Task input Start Marker
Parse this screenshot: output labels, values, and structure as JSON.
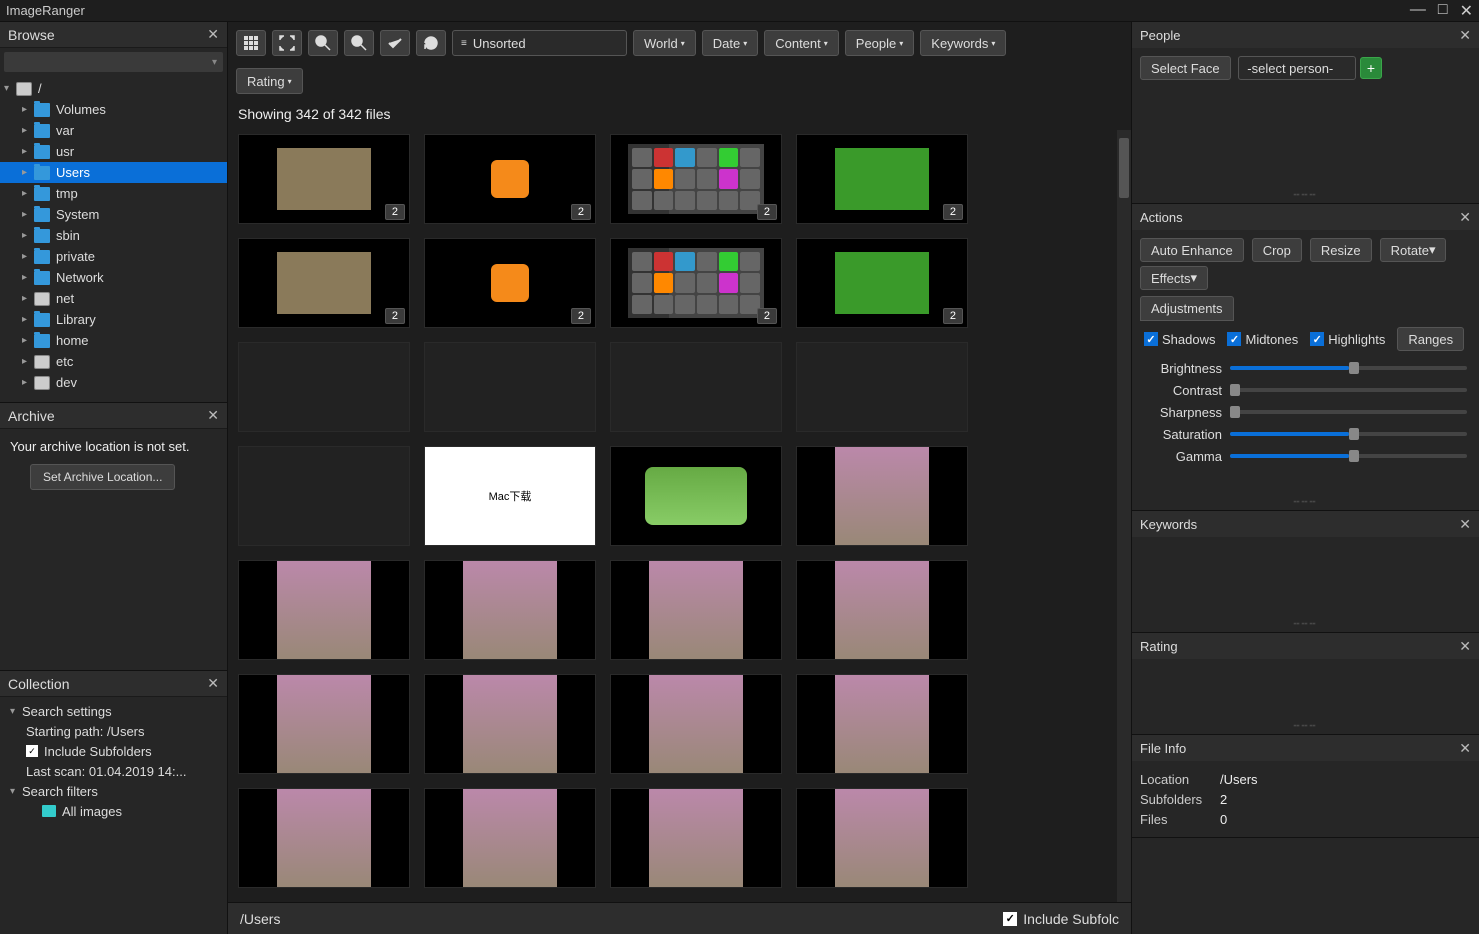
{
  "app": {
    "title": "ImageRanger"
  },
  "window_controls": {
    "min": "—",
    "max": "□",
    "close": "✕"
  },
  "left": {
    "browse": {
      "title": "Browse",
      "root": "/",
      "items": [
        "Volumes",
        "var",
        "usr",
        "Users",
        "tmp",
        "System",
        "sbin",
        "private",
        "Network",
        "net",
        "Library",
        "home",
        "etc",
        "dev"
      ],
      "selected": "Users",
      "disk_items": [
        "net",
        "etc",
        "dev"
      ]
    },
    "archive": {
      "title": "Archive",
      "message": "Your archive location is not set.",
      "button": "Set Archive Location..."
    },
    "collection": {
      "title": "Collection",
      "search_settings": "Search settings",
      "starting_path": "Starting path: /Users",
      "include_sub": "Include Subfolders",
      "last_scan": "Last scan: 01.04.2019 14:...",
      "search_filters": "Search filters",
      "all_images": "All images"
    }
  },
  "toolbar": {
    "sort_value": "Unsorted",
    "filters": [
      "World",
      "Date",
      "Content",
      "People",
      "Keywords"
    ],
    "rating": "Rating"
  },
  "main": {
    "showing": "Showing 342 of 342 files",
    "badge2": "2"
  },
  "status": {
    "path": "/Users",
    "include_subfolders": "Include Subfolc"
  },
  "right": {
    "people": {
      "title": "People",
      "select_face": "Select Face",
      "select_person": "-select person-"
    },
    "actions": {
      "title": "Actions",
      "auto_enhance": "Auto Enhance",
      "crop": "Crop",
      "resize": "Resize",
      "rotate": "Rotate",
      "effects": "Effects",
      "adjustments_tab": "Adjustments",
      "shadows": "Shadows",
      "midtones": "Midtones",
      "highlights": "Highlights",
      "ranges": "Ranges",
      "sliders": {
        "brightness": "Brightness",
        "contrast": "Contrast",
        "sharpness": "Sharpness",
        "saturation": "Saturation",
        "gamma": "Gamma"
      }
    },
    "keywords": {
      "title": "Keywords"
    },
    "rating": {
      "title": "Rating"
    },
    "fileinfo": {
      "title": "File Info",
      "location_k": "Location",
      "location_v": "/Users",
      "subfolders_k": "Subfolders",
      "subfolders_v": "2",
      "files_k": "Files",
      "files_v": "0"
    }
  }
}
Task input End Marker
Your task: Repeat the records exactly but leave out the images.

Written solution:
Parse this screenshot: output labels, values, and structure as JSON.
{
  "app": {
    "title": "ImageRanger"
  },
  "window_controls": {
    "min": "—",
    "max": "□",
    "close": "✕"
  },
  "left": {
    "browse": {
      "title": "Browse",
      "root": "/",
      "items": [
        "Volumes",
        "var",
        "usr",
        "Users",
        "tmp",
        "System",
        "sbin",
        "private",
        "Network",
        "net",
        "Library",
        "home",
        "etc",
        "dev"
      ],
      "selected": "Users",
      "disk_items": [
        "net",
        "etc",
        "dev"
      ]
    },
    "archive": {
      "title": "Archive",
      "message": "Your archive location is not set.",
      "button": "Set Archive Location..."
    },
    "collection": {
      "title": "Collection",
      "search_settings": "Search settings",
      "starting_path": "Starting path: /Users",
      "include_sub": "Include Subfolders",
      "last_scan": "Last scan: 01.04.2019 14:...",
      "search_filters": "Search filters",
      "all_images": "All images"
    }
  },
  "toolbar": {
    "sort_value": "Unsorted",
    "filters": [
      "World",
      "Date",
      "Content",
      "People",
      "Keywords"
    ],
    "rating": "Rating"
  },
  "main": {
    "showing": "Showing 342 of 342 files",
    "badge2": "2"
  },
  "status": {
    "path": "/Users",
    "include_subfolders": "Include Subfolc"
  },
  "right": {
    "people": {
      "title": "People",
      "select_face": "Select Face",
      "select_person": "-select person-"
    },
    "actions": {
      "title": "Actions",
      "auto_enhance": "Auto Enhance",
      "crop": "Crop",
      "resize": "Resize",
      "rotate": "Rotate",
      "effects": "Effects",
      "adjustments_tab": "Adjustments",
      "shadows": "Shadows",
      "midtones": "Midtones",
      "highlights": "Highlights",
      "ranges": "Ranges",
      "sliders": {
        "brightness": "Brightness",
        "contrast": "Contrast",
        "sharpness": "Sharpness",
        "saturation": "Saturation",
        "gamma": "Gamma"
      }
    },
    "keywords": {
      "title": "Keywords"
    },
    "rating": {
      "title": "Rating"
    },
    "fileinfo": {
      "title": "File Info",
      "location_k": "Location",
      "location_v": "/Users",
      "subfolders_k": "Subfolders",
      "subfolders_v": "2",
      "files_k": "Files",
      "files_v": "0"
    }
  }
}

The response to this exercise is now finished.